• Harvard University and other researchers are continuing their collaboration in ongoing COVID-19 vaccine efforts with Chinese researchers, utilizing teleconferencing and other tools. This outbreak is not something any organization can face independently, and only cooperation can better combat the pandemic, said George Q. Daley from Harvard Medical School, part of such a team. China’s top respiratory expert Zhong Nanshan is also a part of this team.
• A research team at the Institut Pasteur Korea has reported that pancreatitis drug nafamostat appears to be much more effective than remdesivir. Previously, a team at the University of Tokyo in Japan found the drug could effectively block the viral entry process of the new coronavirus. A clinical trial of the drug started in April, according to the NIH U.S. National Library of Medicine.
• In France, Sanofi Pasteur, the vaccines global business unit of Sanofi, writes that it is leveraging previous development work for a vaccine for the severe acute respiratory syndrome (SARS—caused by a coronavirus) as it works to develop a COVID-19 vaccine (which virus is known as SARS-CoV-2). Sanofi is collaborating with BARDA, with which they have had a longstanding partnership.
• On May 13, Russian Health Minister Mikhail Murashko told the State Duma, the lower house of Russia’s national legislature, that the first batch of possible vaccines may be available by late July, following clinical trials in June. In March, Russia had announced that it had already started testing six types of vaccines against COVID-19.

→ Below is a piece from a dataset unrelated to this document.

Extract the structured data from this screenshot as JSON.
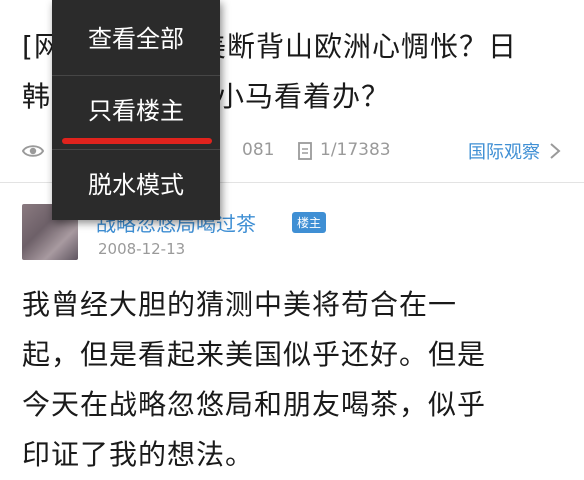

• In the U.K., investigators from the University of Oxford announced on April 23 that they have begun testing a potential vaccine in 1,100 volunteer patients, and anticipate results in two to six months. Investigators will be assessing a vaccine based on an adenovirus vaccine vector and the SARS-CoV-2 spike protein, said a statement from Oxford. The adenovirus vector is made from a weakened version of an adenovirus shown to cause infections in chimpanzees.